Published: 19 Mar 2021 20:00

More countries designated as high risk.

Ministers have agreed, on the basis of advice from the Joint Biosecurity Centre, to place additional restrictions on travellers arriving in Scotland from Ethiopia, Oman, Qatar and Somalia.

All passengers travelling to Scotland will be required to enter managed quarantine if they have been in one of these countries in the 10 days before arrival, including people travelling on from elsewhere in the UK or in Ireland.  Exemptions from isolation will be cut, and available only for a short list of essential workers. 

Flights from Qatar will still operate, but Border Force will refuse entry to the UK, using reserved immigration powers, for travellers from those countries who are not British, Irish, or have the right to reside in the UK.  Aviation and maritime crew will not be required to enter managed isolation.
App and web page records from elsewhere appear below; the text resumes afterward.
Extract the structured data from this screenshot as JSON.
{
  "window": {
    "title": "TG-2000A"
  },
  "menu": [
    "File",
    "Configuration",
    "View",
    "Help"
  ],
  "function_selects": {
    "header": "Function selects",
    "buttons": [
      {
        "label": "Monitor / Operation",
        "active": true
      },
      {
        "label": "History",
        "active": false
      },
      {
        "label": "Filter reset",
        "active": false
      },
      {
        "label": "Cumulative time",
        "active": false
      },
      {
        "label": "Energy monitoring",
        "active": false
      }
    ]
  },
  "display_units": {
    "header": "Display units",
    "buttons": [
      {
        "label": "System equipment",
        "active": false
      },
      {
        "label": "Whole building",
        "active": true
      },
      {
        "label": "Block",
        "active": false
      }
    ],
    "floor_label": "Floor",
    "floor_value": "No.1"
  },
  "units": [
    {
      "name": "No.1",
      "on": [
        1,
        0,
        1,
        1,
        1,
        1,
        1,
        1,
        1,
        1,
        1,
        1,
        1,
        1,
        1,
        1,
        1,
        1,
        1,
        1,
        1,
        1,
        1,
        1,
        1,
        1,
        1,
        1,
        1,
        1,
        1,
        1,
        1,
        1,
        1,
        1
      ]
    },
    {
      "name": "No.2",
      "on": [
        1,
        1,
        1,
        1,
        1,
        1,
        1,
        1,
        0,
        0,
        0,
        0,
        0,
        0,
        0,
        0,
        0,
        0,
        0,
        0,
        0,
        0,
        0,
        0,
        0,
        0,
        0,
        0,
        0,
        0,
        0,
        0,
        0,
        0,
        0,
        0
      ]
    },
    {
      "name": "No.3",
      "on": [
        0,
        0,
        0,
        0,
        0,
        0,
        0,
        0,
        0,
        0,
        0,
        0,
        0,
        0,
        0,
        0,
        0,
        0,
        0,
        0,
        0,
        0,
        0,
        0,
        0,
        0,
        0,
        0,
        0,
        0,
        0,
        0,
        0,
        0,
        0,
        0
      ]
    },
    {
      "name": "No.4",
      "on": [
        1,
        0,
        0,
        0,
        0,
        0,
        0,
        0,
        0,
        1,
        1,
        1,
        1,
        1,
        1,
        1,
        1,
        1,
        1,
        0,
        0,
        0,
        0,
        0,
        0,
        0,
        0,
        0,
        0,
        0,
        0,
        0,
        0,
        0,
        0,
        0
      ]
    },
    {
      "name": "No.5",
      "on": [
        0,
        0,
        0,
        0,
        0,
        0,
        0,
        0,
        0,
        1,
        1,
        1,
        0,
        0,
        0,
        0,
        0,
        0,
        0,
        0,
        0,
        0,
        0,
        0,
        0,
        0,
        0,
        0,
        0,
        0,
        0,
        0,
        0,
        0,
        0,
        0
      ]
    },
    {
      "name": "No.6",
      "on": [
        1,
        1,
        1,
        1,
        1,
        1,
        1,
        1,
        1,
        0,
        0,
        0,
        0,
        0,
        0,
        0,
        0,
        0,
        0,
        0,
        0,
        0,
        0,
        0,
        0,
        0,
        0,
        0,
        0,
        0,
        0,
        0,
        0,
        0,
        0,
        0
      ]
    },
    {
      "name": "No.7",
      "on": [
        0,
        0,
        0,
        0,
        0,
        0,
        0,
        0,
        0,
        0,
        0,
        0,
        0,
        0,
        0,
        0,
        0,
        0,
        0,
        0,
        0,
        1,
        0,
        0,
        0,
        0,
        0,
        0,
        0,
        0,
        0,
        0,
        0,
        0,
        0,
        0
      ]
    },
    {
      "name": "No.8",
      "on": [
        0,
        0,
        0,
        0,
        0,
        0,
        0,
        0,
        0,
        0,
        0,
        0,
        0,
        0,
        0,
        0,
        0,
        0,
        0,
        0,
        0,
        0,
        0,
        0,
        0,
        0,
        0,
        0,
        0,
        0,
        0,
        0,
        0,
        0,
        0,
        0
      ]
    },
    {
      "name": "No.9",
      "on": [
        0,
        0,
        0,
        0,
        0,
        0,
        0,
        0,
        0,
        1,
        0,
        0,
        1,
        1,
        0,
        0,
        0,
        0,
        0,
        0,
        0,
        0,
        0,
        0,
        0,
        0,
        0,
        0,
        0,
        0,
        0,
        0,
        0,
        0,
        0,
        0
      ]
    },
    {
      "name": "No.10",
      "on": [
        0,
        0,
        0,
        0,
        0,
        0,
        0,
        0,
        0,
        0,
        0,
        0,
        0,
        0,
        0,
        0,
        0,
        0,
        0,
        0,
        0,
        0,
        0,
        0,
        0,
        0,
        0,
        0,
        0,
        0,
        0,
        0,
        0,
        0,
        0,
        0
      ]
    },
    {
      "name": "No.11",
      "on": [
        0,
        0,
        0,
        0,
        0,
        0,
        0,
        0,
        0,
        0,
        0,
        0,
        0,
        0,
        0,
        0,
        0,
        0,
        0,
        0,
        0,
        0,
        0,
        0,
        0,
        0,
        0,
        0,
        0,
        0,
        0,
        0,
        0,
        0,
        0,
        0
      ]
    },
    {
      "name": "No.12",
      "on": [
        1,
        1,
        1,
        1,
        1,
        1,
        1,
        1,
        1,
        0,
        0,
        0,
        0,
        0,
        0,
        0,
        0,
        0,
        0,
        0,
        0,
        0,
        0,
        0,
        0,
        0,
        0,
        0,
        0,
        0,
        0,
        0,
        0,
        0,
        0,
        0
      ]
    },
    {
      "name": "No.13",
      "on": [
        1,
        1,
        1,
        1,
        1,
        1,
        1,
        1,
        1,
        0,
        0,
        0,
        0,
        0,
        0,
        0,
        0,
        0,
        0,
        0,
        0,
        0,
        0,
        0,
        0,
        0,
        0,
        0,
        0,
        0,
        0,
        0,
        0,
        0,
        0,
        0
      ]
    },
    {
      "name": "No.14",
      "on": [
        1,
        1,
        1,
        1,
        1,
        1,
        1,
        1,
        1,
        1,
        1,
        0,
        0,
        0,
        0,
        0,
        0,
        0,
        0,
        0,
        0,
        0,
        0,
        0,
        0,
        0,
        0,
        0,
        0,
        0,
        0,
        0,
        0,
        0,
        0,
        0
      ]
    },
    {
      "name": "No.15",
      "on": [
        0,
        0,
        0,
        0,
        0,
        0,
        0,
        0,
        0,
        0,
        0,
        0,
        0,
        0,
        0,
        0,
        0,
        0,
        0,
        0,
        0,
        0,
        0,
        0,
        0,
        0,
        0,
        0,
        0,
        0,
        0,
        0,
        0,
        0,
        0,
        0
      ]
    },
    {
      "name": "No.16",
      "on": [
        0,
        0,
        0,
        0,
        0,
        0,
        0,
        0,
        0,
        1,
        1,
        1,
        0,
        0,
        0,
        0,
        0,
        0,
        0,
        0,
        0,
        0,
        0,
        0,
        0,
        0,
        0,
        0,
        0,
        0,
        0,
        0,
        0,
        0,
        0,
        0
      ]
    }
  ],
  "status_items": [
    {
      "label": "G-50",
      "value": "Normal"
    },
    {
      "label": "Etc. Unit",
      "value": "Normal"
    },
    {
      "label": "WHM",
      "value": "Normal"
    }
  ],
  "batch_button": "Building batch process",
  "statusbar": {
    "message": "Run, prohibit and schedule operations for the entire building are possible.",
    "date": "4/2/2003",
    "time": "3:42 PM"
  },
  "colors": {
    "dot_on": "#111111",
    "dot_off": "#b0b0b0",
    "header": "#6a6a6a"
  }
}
The Joint Biosecurity Centre also assess risk of travel from Portugal and Mauritius is reduced, and they are removed from the list of acute risk countries.  Travellers arriving in Scotland will still enter managed isolation, but additional roles will be considered for exemption.

Transport Secretary Michael Matheson said:

“The virus continues to pose real risks to health and to life here and around the world and we need to interrupt the rise in cases, meaning we need to limit the importation of variants of concern. We need to continue the comprehensive approach to managed isolation to reduce risk from new cases and strains entering the country, particularly associated with the variant first identified in South Africa in the case of these countries.

“These changes are essential preventative action and address the risk of new variants entering Scotland with the potential to increase the numbers of cases testing positive or reduce the effectiveness of vaccine.

“Our message remains clear that people should not currently be undertaking non-essential foreign travel. People need to stay at home to help suppress the virus, protect our NHS and save lives.”